Information given:
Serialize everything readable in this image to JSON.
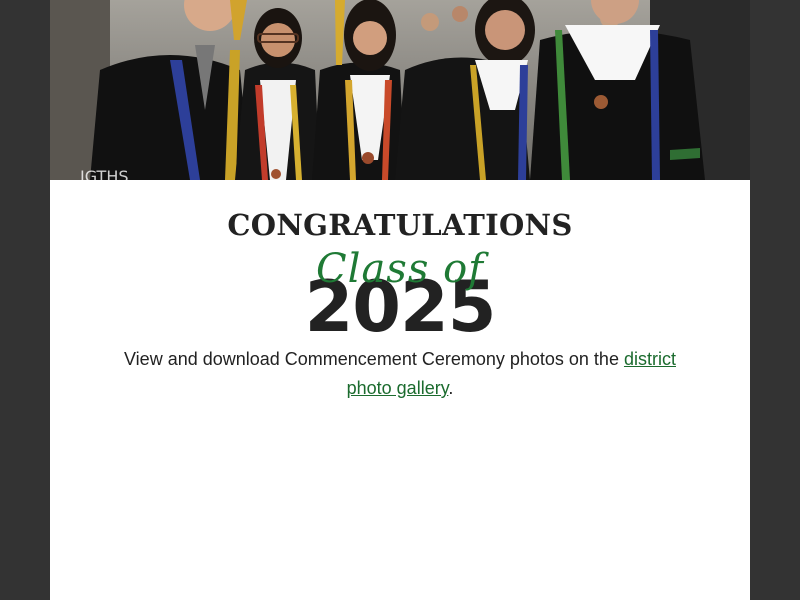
{
  "hero": {
    "image_alt": "Graduates in black gowns with white stoles and colorful cords smiling at commencement"
  },
  "content": {
    "heading": "CONGRATULATIONS",
    "script_text": "Class of",
    "year": "2025",
    "description_prefix": "View and download Commencement Ceremony photos on the ",
    "link_text": "district photo gallery",
    "description_suffix": "."
  },
  "colors": {
    "background": "#333333",
    "card": "#ffffff",
    "accent_green": "#1f7a35",
    "link_green": "#1b6b2e",
    "text_dark": "#222222"
  }
}
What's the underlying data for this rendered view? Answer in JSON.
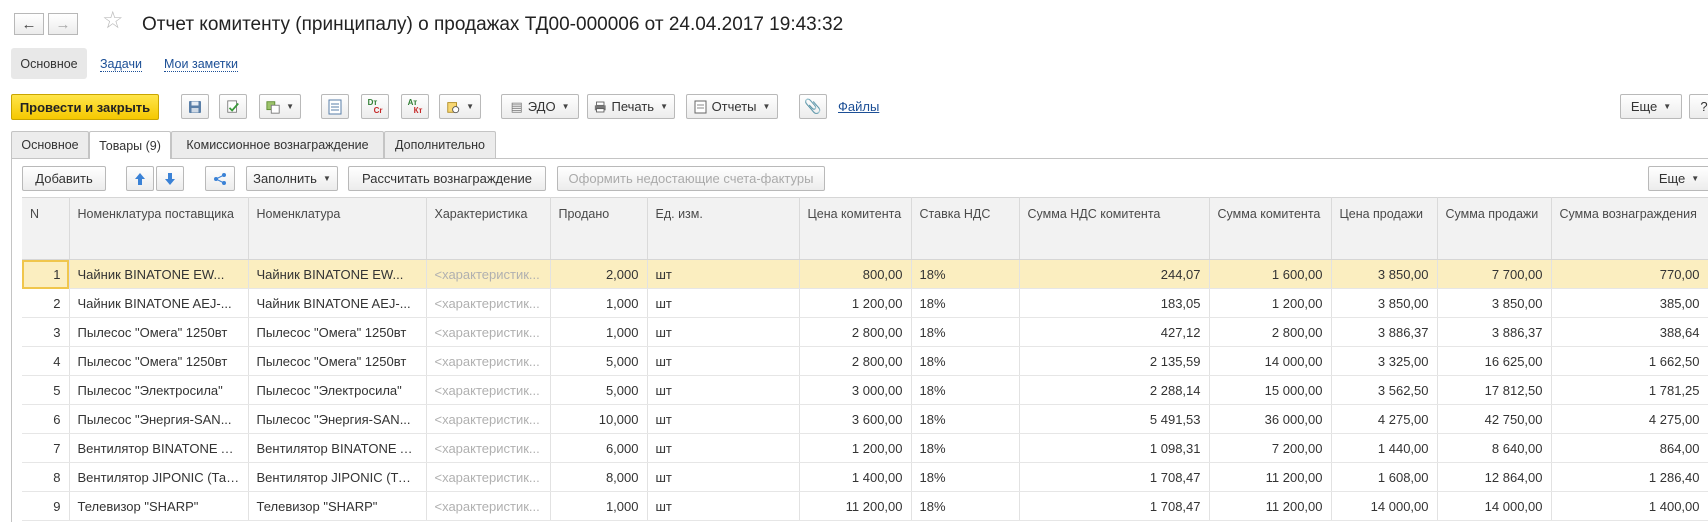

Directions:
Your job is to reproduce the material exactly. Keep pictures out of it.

Output of the exercise:
Serialize everything readable in this image to JSON.
{
  "hero": {
    "image_alt": "Graduates in black gowns with white stoles and colorful cords smiling at commencement"
  },
  "content": {
    "heading": "CONGRATULATIONS",
    "script_text": "Class of",
    "year": "2025",
    "description_prefix": "View and download Commencement Ceremony photos on the ",
    "link_text": "district photo gallery",
    "description_suffix": "."
  },
  "colors": {
    "background": "#333333",
    "card": "#ffffff",
    "accent_green": "#1f7a35",
    "link_green": "#1b6b2e",
    "text_dark": "#222222"
  }
}
What's the underlying data for this rendered view? Answer in JSON.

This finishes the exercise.